• _Problem statement_:
In the data below, which lines hold the word "dimensions"? Copy them.

Stored entries:
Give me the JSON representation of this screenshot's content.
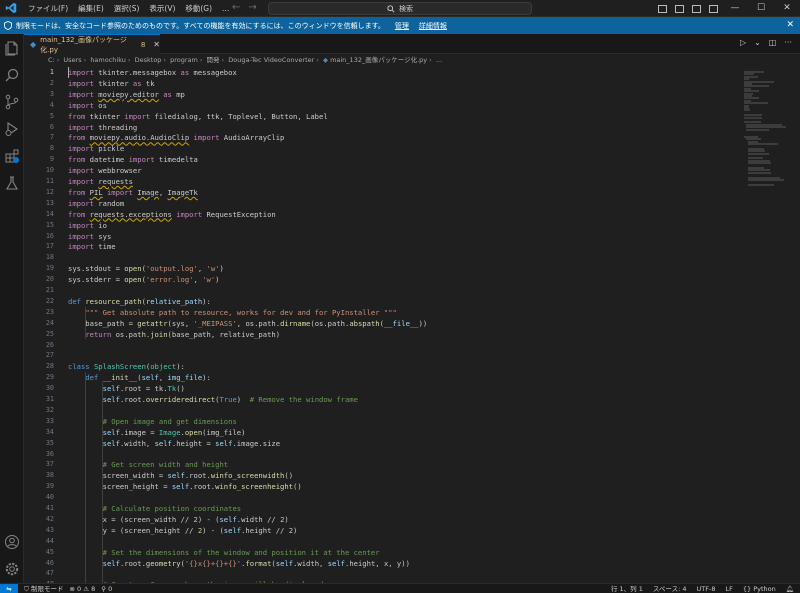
{
  "titlebar": {
    "menus": [
      "ファイル(F)",
      "編集(E)",
      "選択(S)",
      "表示(V)",
      "移動(G)",
      "..."
    ],
    "search_placeholder": "検索"
  },
  "banner": {
    "text": "制限モードは、安全なコード参照のためのものです。すべての機能を有効にするには、このウィンドウを信頼します。",
    "manage": "管理",
    "details": "詳細情報"
  },
  "tab": {
    "filename": "main_132_画像パッケージ化.py",
    "problems": "8"
  },
  "breadcrumb": [
    "C:",
    "Users",
    "hamochiku",
    "Desktop",
    "program",
    "開発",
    "Douga-Tec VideoConverter",
    "main_132_画像パッケージ化.py",
    "..."
  ],
  "editor": {
    "first_line_number": 1,
    "lines": [
      [
        [
          "import",
          "k"
        ],
        [
          " tkinter.messagebox ",
          ""
        ],
        [
          "as",
          "k"
        ],
        [
          " messagebox",
          ""
        ]
      ],
      [
        [
          "import",
          "k"
        ],
        [
          " tkinter ",
          ""
        ],
        [
          "as",
          "k"
        ],
        [
          " tk",
          ""
        ]
      ],
      [
        [
          "import",
          "k"
        ],
        [
          " ",
          ""
        ],
        [
          "moviepy.editor",
          "sq"
        ],
        [
          " ",
          ""
        ],
        [
          "as",
          "k"
        ],
        [
          " mp",
          ""
        ]
      ],
      [
        [
          "import",
          "k"
        ],
        [
          " os",
          ""
        ]
      ],
      [
        [
          "from",
          "k"
        ],
        [
          " tkinter ",
          ""
        ],
        [
          "import",
          "k"
        ],
        [
          " filedialog, ttk, Toplevel, Button, Label",
          ""
        ]
      ],
      [
        [
          "import",
          "k"
        ],
        [
          " threading",
          ""
        ]
      ],
      [
        [
          "from",
          "k"
        ],
        [
          " ",
          ""
        ],
        [
          "moviepy.audio.AudioClip",
          "sq"
        ],
        [
          " ",
          ""
        ],
        [
          "import",
          "k"
        ],
        [
          " AudioArrayClip",
          ""
        ]
      ],
      [
        [
          "import",
          "k"
        ],
        [
          " pickle",
          ""
        ]
      ],
      [
        [
          "from",
          "k"
        ],
        [
          " datetime ",
          ""
        ],
        [
          "import",
          "k"
        ],
        [
          " timedelta",
          ""
        ]
      ],
      [
        [
          "import",
          "k"
        ],
        [
          " webbrowser",
          ""
        ]
      ],
      [
        [
          "import",
          "k"
        ],
        [
          " ",
          ""
        ],
        [
          "requests",
          "sq"
        ]
      ],
      [
        [
          "from",
          "k"
        ],
        [
          " ",
          ""
        ],
        [
          "PIL",
          "sq"
        ],
        [
          " ",
          ""
        ],
        [
          "import",
          "k"
        ],
        [
          " ",
          ""
        ],
        [
          "Image",
          "sq"
        ],
        [
          ", ",
          ""
        ],
        [
          "ImageTk",
          "sq"
        ]
      ],
      [
        [
          "import",
          "k"
        ],
        [
          " random",
          ""
        ]
      ],
      [
        [
          "from",
          "k"
        ],
        [
          " ",
          ""
        ],
        [
          "requests.exceptions",
          "sq"
        ],
        [
          " ",
          ""
        ],
        [
          "import",
          "k"
        ],
        [
          " RequestException",
          ""
        ]
      ],
      [
        [
          "import",
          "k"
        ],
        [
          " io",
          ""
        ]
      ],
      [
        [
          "import",
          "k"
        ],
        [
          " sys",
          ""
        ]
      ],
      [
        [
          "import",
          "k"
        ],
        [
          " time",
          ""
        ]
      ],
      [],
      [
        [
          "sys.stdout = ",
          ""
        ],
        [
          "open",
          "f"
        ],
        [
          "(",
          ""
        ],
        [
          "'output.log'",
          "s"
        ],
        [
          ", ",
          ""
        ],
        [
          "'w'",
          "s"
        ],
        [
          ")",
          ""
        ]
      ],
      [
        [
          "sys.stderr = ",
          ""
        ],
        [
          "open",
          "f"
        ],
        [
          "(",
          ""
        ],
        [
          "'error.log'",
          "s"
        ],
        [
          ", ",
          ""
        ],
        [
          "'w'",
          "s"
        ],
        [
          ")",
          ""
        ]
      ],
      [],
      [
        [
          "def",
          "b"
        ],
        [
          " ",
          ""
        ],
        [
          "resource_path",
          "f"
        ],
        [
          "(",
          ""
        ],
        [
          "relative_path",
          "v"
        ],
        [
          "):",
          ""
        ]
      ],
      [
        [
          "    ",
          ""
        ],
        [
          "\"\"\" Get absolute path to resource, works for dev and for PyInstaller \"\"\"",
          "s"
        ]
      ],
      [
        [
          "    base_path = ",
          ""
        ],
        [
          "getattr",
          "f"
        ],
        [
          "(sys, ",
          ""
        ],
        [
          "'_MEIPASS'",
          "s"
        ],
        [
          ", os.path.",
          ""
        ],
        [
          "dirname",
          "f"
        ],
        [
          "(os.path.",
          ""
        ],
        [
          "abspath",
          "f"
        ],
        [
          "(",
          ""
        ],
        [
          "__file__",
          "v"
        ],
        [
          "))",
          ""
        ]
      ],
      [
        [
          "    ",
          ""
        ],
        [
          "return",
          "k"
        ],
        [
          " os.path.",
          ""
        ],
        [
          "join",
          "f"
        ],
        [
          "(base_path, relative_path)",
          ""
        ]
      ],
      [],
      [],
      [
        [
          "class",
          "b"
        ],
        [
          " ",
          ""
        ],
        [
          "SplashScreen",
          "c"
        ],
        [
          "(",
          ""
        ],
        [
          "object",
          "c"
        ],
        [
          "):",
          ""
        ]
      ],
      [
        [
          "    ",
          ""
        ],
        [
          "def",
          "b"
        ],
        [
          " ",
          ""
        ],
        [
          "__init__",
          "f"
        ],
        [
          "(",
          ""
        ],
        [
          "self",
          "v"
        ],
        [
          ", ",
          ""
        ],
        [
          "img_file",
          "v"
        ],
        [
          "):",
          ""
        ]
      ],
      [
        [
          "        ",
          ""
        ],
        [
          "self",
          "v"
        ],
        [
          ".root = tk.",
          ""
        ],
        [
          "Tk",
          "c"
        ],
        [
          "()",
          ""
        ]
      ],
      [
        [
          "        ",
          ""
        ],
        [
          "self",
          "v"
        ],
        [
          ".root.",
          ""
        ],
        [
          "overrideredirect",
          "f"
        ],
        [
          "(",
          ""
        ],
        [
          "True",
          "b"
        ],
        [
          ")  ",
          ""
        ],
        [
          "# Remove the window frame",
          "m"
        ]
      ],
      [],
      [
        [
          "        ",
          ""
        ],
        [
          "# Open image and get dimensions",
          "m"
        ]
      ],
      [
        [
          "        ",
          ""
        ],
        [
          "self",
          "v"
        ],
        [
          ".image = ",
          ""
        ],
        [
          "Image",
          "c"
        ],
        [
          ".",
          ""
        ],
        [
          "open",
          "f"
        ],
        [
          "(img_file)",
          ""
        ]
      ],
      [
        [
          "        ",
          ""
        ],
        [
          "self",
          "v"
        ],
        [
          ".width, ",
          ""
        ],
        [
          "self",
          "v"
        ],
        [
          ".height = ",
          ""
        ],
        [
          "self",
          "v"
        ],
        [
          ".image.size",
          ""
        ]
      ],
      [],
      [
        [
          "        ",
          ""
        ],
        [
          "# Get screen width and height",
          "m"
        ]
      ],
      [
        [
          "        screen_width = ",
          ""
        ],
        [
          "self",
          "v"
        ],
        [
          ".root.",
          ""
        ],
        [
          "winfo_screenwidth",
          "f"
        ],
        [
          "()",
          ""
        ]
      ],
      [
        [
          "        screen_height = ",
          ""
        ],
        [
          "self",
          "v"
        ],
        [
          ".root.",
          ""
        ],
        [
          "winfo_screenheight",
          "f"
        ],
        [
          "()",
          ""
        ]
      ],
      [],
      [
        [
          "        ",
          ""
        ],
        [
          "# Calculate position coordinates",
          "m"
        ]
      ],
      [
        [
          "        x = (screen_width // ",
          ""
        ],
        [
          "2",
          "n"
        ],
        [
          ") - (",
          ""
        ],
        [
          "self",
          "v"
        ],
        [
          ".width // ",
          ""
        ],
        [
          "2",
          "n"
        ],
        [
          ")",
          ""
        ]
      ],
      [
        [
          "        y = (screen_height // ",
          ""
        ],
        [
          "2",
          "n"
        ],
        [
          ") - (",
          ""
        ],
        [
          "self",
          "v"
        ],
        [
          ".height // ",
          ""
        ],
        [
          "2",
          "n"
        ],
        [
          ")",
          ""
        ]
      ],
      [],
      [
        [
          "        ",
          ""
        ],
        [
          "# Set the dimensions of the window and position it at the center",
          "m"
        ]
      ],
      [
        [
          "        ",
          ""
        ],
        [
          "self",
          "v"
        ],
        [
          ".root.",
          ""
        ],
        [
          "geometry",
          "f"
        ],
        [
          "(",
          ""
        ],
        [
          "'{}x{}+{}+{}'",
          "s"
        ],
        [
          ".",
          ""
        ],
        [
          "format",
          "f"
        ],
        [
          "(",
          ""
        ],
        [
          "self",
          "v"
        ],
        [
          ".width, ",
          ""
        ],
        [
          "self",
          "v"
        ],
        [
          ".height, x, y))",
          ""
        ]
      ],
      [],
      [
        [
          "        ",
          ""
        ],
        [
          "# Create a Canvas where the image will be displayed",
          "m"
        ]
      ]
    ]
  },
  "statusbar": {
    "restricted": "制限モード",
    "errors": "0",
    "warnings": "8",
    "ports": "0",
    "cursor": "行 1、列 1",
    "spaces": "スペース: 4",
    "encoding": "UTF-8",
    "eol": "LF",
    "language": "Python"
  }
}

• _Written answer_:
          "# Open image and get dimensions",
          "# Set the dimensions of the window and position it at the center",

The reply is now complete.